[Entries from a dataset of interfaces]
***
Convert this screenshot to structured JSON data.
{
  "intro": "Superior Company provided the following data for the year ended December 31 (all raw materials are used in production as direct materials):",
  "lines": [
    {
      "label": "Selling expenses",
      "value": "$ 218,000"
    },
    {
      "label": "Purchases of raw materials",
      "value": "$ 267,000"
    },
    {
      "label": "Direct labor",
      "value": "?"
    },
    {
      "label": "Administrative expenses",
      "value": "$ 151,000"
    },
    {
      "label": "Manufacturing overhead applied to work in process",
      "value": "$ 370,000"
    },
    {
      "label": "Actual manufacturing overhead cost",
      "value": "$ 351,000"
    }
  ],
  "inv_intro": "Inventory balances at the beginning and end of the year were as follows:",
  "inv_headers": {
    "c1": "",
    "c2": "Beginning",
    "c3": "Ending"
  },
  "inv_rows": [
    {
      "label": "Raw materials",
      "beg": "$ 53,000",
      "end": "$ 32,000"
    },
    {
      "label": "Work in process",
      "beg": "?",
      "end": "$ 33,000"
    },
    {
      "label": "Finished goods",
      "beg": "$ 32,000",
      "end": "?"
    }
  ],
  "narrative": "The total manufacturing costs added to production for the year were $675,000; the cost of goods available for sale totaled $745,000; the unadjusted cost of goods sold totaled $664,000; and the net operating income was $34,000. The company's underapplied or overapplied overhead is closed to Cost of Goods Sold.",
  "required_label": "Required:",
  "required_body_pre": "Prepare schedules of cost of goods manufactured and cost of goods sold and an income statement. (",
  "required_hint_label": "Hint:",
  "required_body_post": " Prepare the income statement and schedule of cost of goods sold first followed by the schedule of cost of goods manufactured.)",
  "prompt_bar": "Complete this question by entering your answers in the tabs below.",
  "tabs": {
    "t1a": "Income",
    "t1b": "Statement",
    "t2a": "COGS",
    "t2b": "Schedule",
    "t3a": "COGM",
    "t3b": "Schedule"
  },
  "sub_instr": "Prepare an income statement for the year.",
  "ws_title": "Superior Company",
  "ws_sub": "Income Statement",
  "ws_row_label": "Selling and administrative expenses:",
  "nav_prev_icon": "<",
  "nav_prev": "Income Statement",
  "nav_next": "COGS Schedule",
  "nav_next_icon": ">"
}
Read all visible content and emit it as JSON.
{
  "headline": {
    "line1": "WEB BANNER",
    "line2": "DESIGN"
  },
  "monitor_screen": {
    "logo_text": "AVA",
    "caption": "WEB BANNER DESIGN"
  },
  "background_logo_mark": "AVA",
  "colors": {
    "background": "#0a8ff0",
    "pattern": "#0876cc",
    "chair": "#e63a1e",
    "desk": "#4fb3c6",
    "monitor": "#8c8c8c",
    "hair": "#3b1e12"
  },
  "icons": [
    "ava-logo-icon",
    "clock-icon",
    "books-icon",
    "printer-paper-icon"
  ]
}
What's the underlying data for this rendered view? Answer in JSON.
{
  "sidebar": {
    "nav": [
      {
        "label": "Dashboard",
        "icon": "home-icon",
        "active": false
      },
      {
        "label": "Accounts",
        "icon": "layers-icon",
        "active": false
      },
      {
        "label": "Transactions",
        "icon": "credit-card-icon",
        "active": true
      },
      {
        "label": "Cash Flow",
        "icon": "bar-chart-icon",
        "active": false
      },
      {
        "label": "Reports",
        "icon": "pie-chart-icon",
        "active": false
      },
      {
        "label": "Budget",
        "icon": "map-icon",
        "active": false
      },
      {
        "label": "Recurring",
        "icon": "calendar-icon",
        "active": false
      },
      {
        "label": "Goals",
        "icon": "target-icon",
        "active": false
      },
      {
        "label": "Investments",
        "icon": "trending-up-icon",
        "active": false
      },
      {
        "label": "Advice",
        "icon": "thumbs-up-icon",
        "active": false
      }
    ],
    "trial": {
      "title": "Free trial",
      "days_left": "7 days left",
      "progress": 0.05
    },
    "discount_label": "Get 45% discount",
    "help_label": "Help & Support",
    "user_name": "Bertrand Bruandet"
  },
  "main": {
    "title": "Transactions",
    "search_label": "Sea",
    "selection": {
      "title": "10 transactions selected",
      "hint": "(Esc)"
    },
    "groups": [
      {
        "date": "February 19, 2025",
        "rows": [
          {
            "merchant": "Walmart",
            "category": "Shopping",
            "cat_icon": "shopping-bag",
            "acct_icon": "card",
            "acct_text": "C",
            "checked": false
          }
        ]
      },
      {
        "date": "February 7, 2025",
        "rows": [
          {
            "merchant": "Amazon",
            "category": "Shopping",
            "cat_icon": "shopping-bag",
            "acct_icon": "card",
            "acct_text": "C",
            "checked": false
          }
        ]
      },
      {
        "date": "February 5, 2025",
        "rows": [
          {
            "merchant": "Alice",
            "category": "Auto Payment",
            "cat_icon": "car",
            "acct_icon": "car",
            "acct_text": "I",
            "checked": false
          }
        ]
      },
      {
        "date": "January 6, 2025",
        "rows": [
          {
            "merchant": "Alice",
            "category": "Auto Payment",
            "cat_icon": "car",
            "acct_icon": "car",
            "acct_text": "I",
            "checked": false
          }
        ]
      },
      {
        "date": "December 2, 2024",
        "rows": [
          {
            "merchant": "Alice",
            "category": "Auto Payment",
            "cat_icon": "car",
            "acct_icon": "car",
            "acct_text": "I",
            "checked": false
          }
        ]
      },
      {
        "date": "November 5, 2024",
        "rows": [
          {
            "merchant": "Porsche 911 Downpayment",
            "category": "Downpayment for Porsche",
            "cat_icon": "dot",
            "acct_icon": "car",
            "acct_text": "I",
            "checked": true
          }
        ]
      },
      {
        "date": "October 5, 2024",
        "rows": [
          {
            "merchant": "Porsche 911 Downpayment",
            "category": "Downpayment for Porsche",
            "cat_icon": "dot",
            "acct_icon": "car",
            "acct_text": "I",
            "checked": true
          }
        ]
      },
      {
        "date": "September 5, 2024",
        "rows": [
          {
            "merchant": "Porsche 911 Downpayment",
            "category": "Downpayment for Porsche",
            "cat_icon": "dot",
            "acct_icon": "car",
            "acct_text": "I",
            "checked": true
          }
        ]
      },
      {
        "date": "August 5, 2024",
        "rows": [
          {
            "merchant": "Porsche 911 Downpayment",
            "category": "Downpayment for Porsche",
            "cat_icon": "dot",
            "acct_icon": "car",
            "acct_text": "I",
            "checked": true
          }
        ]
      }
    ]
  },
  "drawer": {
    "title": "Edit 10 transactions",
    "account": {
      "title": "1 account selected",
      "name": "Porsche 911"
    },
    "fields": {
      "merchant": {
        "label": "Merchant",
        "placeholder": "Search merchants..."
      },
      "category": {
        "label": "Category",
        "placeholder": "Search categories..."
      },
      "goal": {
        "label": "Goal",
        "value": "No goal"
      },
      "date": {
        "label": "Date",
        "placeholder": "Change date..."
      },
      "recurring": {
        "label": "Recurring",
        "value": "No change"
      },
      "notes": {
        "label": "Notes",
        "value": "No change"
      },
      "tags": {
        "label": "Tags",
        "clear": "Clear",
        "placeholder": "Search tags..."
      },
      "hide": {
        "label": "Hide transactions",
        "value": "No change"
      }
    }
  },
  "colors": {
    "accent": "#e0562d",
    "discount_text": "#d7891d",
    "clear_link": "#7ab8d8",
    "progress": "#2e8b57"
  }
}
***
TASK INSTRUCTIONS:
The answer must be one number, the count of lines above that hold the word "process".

SOLUTION TO THE PROBLEM:
2